Naomi Wolf Vagina sex science book“Among the many incredible things about your incredible pelvic nerve is that as we saw, it is completely unique for every individual woman on earth—no two women are alike,” Wolf writes. Some women have more nerve endings in their clitoris, some in their vagina, and some in the perineal area, in all kinds of combinations.

So why does this matter? If you don’t know anything about your own neural map, having deep, stress-releasing, world-illuminating, happiness-boosting orgasms will prove elusive (and you’ll end up blaming yourself, an awful option).

“I think the number one thing contributing to why women don’t have fulfilling sex lives is that they don’t spend enough time getting to know their own bodies and what makes them feel good,” says Emily Morse, host of Sex with Emily and co-founder of Emily & Tony (try the Aromatherapy Massage Candles, trust me).

We tapped her expertise for easy tips on how you can start to change that.

Emily Morse (Photo: Sex with Emily)
Emily Morse (Photo: Sex with Emily)

1. Stop comparing your experiences to your friend’s. Since science says sexual response is varied, “nothing is normal,” Morse says. So stop assuming what makes your friend feel good (or what magazine cover lines promise) will also work for you. “If you put 100 women in a room and you watched them masturbate, they’d all be doing something different and they’d all orgasm differently,” she says. Umm, we don’t exactly recommend that, but you get the point.

2. Masturbate. Yup. How is anyone else going to figure you out if you haven’t provided a road map? Spend some time really experimenting and figuring out what feels best, Morse says. It’s not like you won’t have fun in the process.

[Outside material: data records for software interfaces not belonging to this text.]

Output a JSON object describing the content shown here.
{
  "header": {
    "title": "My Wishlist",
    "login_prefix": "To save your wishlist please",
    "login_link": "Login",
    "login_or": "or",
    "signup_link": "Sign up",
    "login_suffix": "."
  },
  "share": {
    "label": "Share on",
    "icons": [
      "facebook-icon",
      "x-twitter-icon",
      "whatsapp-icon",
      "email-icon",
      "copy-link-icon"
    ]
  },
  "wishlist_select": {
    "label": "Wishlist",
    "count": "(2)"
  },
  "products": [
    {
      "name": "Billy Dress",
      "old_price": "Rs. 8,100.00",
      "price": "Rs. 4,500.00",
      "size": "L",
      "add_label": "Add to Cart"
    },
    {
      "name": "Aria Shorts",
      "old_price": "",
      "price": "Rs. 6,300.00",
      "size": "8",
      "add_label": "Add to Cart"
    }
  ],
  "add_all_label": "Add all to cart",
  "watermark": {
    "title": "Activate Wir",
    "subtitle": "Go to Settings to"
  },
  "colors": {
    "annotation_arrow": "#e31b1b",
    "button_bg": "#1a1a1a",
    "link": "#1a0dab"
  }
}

3. Communicate. Once you know more about what really floats your boat, get comfortable with sharing the details with your partner. “Someone else he dated might have wanted something totally different than you do,” says Morse. He or she is not a mind reader, and the science is sort of stacked against them. Plus, there may be an added benefit, since Morse says people consistently tell her that one of the biggest turn-ons is “when a woman is confident in the bedroom and tells you what she wants.” Lean in? —Lisa Elaine Held

For more information, visit or check out Naomi Wolf’s re-released book, Vagina